Visual arts tend to be dominated by geometric, floral, and abstract designs and by calligraphy. Sunni Islam traditionally prohibits creating representations of people, and from the 18th century onward, Wahhabi fundamentalism discouraged artistic development inconsistent with its teaching. With the advent of oil wealth in the 20th century came exposure to outside influences, such as Western housing styles, furnishings, and clothes.
The ten-day-long Jenadriyah National Festival celebrates the founding of the kingdom and showcases Saudi culture and heritage, traditional crafts such as pottery and woodcutting, folk dance and traditional songs. Music and dance have always been part of Saudi life. Al-sihba folk music has its origins in al-Andalus. In Mecca , Medina and Jeddah , dance and song incorporate the sound of the mizmar , an oboe -like woodwind instrument , in the performance of the mizmar dance.
The drum is also an important instrument according to traditional and tribal customs. Samri is a popular traditional form of music and dance in which poetry is sung. Of the native dances, the most popular is a martial line dance known as the Al Ardha , which includes lines of men, frequently armed with swords or rifles, dancing to the beat of drums and tambourines.
As one non-Saudi described it, the performance consists of: Bedouin poetry is a cultural tradition in Saudi Arabia. According to Sandra Mackey , author of The Saudis: Inside the Desert Kingdom , "the role that formal poetry, prose, and oratory play in Saudi culture is totally alien to Western culture.
Some Saudi novelists have had their books published in Aden , Yemen , because of censorship in Saudi Arabia. Despite signs of increasing openness, Saudi novelists and artists in film , theatre , and the visual arts used to face greater restrictions on their freedom of expression than in the West, things are starting to change nowadays and a lot of contemporary novelists and artists are being well known in Saudi Arabia and internationally.
During the s, cinemas were numerous in the kingdom although they were seen as contrary to tribal norms. As of ,Rinemas opened in multiple cities including iyadh and Jeddahh.
Crown Prince Mohammed bin Salman's Vision should bring cinemas back to the country in early Culture and Customs of Saudi Arabia. Otto, Jan Michiel Tripp, Harvey; North, Peter Culture Shock, Saudi Arabia. A Guide to Customs and Etiquette.
Times Media Private Limited. A Survival Guide to Customs and Etiquette. A bisht is usually worn by religious clergy, but can also be worn in a wedding, Eids and funerals. It may refer to a status of wealth and royalty, or sometimes a religious position. Dickson ,  Bedouin women would mount a brightly coloured thawb on a pole in front of a tent in order to welcome home a traveller or an important person coming to visit.

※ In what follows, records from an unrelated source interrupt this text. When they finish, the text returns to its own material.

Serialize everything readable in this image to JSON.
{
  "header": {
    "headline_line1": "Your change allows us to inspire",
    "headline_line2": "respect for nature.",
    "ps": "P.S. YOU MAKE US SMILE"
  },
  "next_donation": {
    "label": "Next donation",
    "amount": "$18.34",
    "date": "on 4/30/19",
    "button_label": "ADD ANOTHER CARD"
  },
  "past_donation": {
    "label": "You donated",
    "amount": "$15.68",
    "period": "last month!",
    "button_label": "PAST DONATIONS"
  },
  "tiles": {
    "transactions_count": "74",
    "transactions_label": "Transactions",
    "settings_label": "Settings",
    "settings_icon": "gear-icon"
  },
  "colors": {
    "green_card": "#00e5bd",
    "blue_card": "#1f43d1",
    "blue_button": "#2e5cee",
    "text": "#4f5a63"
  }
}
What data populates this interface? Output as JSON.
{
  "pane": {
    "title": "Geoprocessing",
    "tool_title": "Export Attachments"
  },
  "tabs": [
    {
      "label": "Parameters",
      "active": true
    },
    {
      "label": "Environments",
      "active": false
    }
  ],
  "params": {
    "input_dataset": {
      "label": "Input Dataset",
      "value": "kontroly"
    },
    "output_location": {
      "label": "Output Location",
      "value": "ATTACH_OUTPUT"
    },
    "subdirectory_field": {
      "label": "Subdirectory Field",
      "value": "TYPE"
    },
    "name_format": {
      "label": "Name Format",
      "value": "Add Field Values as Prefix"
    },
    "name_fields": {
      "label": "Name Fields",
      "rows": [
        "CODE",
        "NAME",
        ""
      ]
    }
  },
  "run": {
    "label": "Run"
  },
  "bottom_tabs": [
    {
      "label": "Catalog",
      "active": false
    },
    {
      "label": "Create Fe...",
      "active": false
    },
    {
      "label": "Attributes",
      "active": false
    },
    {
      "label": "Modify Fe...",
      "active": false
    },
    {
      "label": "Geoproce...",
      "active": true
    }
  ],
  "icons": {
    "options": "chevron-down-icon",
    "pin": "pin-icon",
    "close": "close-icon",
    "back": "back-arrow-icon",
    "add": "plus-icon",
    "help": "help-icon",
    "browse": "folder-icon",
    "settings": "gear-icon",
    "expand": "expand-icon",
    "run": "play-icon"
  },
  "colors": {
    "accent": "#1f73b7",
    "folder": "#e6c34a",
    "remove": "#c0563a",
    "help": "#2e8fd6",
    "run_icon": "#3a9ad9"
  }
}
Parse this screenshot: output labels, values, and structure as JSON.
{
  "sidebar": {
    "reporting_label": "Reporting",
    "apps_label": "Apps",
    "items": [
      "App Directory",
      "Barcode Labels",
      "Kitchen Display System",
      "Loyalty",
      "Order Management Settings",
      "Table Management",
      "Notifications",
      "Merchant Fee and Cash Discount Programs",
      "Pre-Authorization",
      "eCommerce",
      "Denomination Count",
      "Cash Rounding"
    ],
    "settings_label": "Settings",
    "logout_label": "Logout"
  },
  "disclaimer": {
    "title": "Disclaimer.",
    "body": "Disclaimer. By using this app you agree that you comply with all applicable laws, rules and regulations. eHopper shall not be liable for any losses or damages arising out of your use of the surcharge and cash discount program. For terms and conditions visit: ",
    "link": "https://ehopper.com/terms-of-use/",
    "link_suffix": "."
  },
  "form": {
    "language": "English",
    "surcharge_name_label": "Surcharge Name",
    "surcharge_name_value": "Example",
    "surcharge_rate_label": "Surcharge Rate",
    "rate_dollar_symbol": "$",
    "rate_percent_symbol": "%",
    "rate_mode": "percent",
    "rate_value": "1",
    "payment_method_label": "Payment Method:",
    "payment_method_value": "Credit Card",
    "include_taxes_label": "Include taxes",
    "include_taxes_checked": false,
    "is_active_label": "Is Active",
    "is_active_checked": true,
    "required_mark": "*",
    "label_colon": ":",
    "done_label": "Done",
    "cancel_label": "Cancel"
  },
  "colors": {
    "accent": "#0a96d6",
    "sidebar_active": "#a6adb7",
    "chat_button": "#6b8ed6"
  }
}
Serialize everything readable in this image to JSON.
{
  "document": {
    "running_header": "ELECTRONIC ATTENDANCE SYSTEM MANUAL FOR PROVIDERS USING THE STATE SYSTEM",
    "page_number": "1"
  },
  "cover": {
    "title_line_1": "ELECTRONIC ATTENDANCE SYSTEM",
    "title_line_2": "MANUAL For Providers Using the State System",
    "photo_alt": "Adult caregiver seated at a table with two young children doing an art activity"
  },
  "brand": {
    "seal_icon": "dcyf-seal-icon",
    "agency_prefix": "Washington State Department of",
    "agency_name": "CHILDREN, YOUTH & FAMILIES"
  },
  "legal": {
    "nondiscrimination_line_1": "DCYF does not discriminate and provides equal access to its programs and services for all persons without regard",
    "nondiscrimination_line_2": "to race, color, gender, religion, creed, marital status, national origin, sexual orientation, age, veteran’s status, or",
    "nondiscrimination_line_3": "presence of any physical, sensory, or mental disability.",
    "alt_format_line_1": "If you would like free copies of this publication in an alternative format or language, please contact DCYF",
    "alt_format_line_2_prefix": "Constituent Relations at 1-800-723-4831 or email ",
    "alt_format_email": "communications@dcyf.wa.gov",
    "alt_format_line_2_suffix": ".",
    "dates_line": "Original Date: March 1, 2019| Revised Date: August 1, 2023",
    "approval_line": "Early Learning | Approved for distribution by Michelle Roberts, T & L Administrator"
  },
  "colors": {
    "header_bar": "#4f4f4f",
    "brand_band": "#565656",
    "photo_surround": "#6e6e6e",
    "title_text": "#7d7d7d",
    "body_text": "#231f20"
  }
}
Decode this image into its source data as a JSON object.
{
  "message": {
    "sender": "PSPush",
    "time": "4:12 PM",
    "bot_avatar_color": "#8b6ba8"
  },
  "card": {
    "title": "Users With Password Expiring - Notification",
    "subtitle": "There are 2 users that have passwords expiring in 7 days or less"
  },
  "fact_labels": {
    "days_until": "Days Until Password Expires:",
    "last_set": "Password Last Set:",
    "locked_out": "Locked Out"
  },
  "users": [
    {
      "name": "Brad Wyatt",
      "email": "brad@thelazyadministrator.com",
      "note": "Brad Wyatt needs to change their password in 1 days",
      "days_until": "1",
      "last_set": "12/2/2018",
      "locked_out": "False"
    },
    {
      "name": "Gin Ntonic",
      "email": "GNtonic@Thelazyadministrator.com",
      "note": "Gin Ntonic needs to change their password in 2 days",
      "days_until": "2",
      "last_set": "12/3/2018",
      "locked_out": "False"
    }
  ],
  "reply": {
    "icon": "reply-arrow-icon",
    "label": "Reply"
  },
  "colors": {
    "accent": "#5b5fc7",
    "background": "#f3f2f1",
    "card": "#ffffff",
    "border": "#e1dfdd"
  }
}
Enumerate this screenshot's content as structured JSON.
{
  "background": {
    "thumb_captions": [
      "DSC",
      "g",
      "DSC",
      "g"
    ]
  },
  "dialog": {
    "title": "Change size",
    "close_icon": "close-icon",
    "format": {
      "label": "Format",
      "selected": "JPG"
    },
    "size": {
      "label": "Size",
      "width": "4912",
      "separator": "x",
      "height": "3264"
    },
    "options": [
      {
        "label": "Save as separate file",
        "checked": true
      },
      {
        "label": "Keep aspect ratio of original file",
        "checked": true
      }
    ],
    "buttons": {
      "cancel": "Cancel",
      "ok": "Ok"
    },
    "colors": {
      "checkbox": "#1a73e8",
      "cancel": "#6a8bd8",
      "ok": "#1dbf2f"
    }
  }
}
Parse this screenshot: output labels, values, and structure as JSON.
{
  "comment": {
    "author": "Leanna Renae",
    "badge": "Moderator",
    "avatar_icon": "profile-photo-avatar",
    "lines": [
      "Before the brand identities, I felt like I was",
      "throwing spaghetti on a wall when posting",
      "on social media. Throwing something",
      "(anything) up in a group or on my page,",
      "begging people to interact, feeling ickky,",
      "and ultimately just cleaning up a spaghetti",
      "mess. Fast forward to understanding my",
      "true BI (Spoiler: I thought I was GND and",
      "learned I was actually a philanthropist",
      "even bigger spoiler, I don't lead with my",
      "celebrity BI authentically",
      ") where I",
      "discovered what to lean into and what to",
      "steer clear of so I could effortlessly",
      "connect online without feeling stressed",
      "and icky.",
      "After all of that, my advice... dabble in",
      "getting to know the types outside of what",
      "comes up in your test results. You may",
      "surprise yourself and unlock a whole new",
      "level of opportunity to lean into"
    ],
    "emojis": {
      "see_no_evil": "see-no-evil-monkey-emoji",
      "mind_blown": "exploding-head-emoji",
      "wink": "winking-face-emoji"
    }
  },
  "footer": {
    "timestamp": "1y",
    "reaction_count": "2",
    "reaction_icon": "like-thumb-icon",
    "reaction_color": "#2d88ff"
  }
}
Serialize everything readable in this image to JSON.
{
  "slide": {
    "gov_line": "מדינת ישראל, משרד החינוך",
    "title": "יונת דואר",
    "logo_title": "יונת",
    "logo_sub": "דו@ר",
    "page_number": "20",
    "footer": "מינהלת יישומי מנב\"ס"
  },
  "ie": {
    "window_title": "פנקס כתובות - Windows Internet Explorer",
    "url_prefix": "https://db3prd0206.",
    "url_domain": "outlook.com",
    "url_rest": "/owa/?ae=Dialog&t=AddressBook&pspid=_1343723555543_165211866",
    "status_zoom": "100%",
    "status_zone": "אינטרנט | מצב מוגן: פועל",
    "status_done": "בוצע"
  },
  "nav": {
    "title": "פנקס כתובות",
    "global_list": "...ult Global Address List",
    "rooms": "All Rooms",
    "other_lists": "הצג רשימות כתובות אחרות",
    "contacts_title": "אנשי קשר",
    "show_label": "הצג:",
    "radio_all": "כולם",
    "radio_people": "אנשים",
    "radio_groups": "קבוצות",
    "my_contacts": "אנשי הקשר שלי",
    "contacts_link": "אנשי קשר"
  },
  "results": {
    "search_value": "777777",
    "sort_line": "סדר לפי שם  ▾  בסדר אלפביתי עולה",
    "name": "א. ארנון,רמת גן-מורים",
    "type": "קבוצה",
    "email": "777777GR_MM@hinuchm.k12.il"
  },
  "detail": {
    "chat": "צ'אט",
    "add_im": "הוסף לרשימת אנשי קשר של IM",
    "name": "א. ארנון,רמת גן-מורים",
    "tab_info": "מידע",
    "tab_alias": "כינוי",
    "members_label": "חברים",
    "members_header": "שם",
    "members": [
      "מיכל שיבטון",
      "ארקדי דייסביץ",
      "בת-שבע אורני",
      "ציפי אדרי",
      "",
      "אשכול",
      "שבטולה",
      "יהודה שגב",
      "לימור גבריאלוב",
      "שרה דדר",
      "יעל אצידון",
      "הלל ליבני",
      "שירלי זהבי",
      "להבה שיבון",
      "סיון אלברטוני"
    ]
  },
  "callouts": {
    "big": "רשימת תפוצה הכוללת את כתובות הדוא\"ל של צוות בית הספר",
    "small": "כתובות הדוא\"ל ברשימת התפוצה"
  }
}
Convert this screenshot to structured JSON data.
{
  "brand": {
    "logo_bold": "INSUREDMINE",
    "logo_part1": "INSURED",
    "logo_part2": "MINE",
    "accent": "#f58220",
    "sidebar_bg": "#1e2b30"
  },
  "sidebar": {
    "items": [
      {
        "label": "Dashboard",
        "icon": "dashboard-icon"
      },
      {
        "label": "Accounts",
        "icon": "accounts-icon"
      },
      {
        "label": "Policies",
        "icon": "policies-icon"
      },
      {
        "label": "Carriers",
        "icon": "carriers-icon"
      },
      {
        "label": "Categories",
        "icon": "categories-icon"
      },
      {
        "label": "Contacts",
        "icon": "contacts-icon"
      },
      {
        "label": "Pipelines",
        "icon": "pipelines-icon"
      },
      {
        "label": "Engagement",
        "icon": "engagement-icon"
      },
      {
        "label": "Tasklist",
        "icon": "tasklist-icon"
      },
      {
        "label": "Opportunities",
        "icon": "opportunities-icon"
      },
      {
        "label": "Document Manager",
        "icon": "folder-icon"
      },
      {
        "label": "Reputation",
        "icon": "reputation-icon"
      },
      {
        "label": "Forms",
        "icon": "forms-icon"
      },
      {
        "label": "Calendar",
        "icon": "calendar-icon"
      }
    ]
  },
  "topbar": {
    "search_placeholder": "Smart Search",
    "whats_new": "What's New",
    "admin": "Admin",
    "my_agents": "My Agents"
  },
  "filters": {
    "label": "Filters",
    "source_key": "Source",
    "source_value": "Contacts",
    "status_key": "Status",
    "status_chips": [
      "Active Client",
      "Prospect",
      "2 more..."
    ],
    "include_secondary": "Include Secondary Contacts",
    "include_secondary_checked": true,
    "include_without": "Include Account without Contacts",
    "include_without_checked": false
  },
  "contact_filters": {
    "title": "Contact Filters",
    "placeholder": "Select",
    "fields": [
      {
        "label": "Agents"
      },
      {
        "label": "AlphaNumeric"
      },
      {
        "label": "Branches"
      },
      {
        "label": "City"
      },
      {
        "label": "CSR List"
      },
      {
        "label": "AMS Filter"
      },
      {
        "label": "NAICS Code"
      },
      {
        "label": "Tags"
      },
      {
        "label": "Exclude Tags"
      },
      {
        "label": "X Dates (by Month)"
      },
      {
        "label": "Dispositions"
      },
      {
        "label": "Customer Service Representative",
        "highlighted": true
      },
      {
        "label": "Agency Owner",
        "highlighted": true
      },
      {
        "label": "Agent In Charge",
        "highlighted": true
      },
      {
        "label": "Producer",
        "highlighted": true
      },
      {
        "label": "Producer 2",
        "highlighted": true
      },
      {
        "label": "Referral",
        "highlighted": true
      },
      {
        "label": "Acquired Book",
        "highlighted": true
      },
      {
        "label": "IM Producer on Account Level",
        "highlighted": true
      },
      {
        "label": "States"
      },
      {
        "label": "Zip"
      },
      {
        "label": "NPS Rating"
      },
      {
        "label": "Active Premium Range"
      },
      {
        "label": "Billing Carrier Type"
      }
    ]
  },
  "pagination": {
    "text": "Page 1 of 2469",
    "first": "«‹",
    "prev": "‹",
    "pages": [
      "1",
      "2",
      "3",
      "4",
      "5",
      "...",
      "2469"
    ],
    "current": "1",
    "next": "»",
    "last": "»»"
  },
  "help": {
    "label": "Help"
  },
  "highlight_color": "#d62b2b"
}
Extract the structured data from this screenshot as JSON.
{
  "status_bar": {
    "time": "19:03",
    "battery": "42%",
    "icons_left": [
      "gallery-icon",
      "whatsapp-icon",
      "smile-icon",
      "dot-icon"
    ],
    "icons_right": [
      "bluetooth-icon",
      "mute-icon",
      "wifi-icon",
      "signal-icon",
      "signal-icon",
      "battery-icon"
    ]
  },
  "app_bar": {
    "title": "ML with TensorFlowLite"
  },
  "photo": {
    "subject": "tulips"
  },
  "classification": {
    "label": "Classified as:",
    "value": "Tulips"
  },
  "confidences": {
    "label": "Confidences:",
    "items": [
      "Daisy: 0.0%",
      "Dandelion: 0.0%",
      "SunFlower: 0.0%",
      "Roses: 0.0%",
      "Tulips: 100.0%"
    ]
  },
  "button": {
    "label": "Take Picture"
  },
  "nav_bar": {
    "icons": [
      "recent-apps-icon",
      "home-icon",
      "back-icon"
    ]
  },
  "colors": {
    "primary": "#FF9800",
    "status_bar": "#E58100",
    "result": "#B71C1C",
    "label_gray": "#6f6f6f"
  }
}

From Wikipedia, the free encyclopedia. This article needs additional citations for verification. Please help improve this article by adding citations to reliable sources. Unsourced material may be challenged and removed. May Learn how and when to remove this template message. Arab world portal Fashion portal. Volume 67 2 , pages 24— Afghanistan Pakol Chapan Deel Paranja. Dirndl Lederhosen Poffer Poland Tracht.
Tignon Western wear Bolo tie Chaps. Boilersuit Cleanroom suit Hazmat suit Space suit Scrubs. Retrieved from " https:
Authentic traditional imported Men’s Islamic Clothing. We source our clothing directly from the Middle East and Pakistan. A variety of styles and patterns are available in sizes from Small to 4X. Arab Clothing: The Ultimate Guide The Middle East is a variegated and colourful universe when it comes to clothes and attires for both men and women. It is a complex reality where local traditions and Western fashion mix. The thawb is commonly worn by men in the Arabian Peninsula, Iraq, and other Arab countries in the Persian Gulf. It is normally made of cotton, but heavier materials such as sheep 's wool can also be used, especially in colder climates in Iraq and Syria.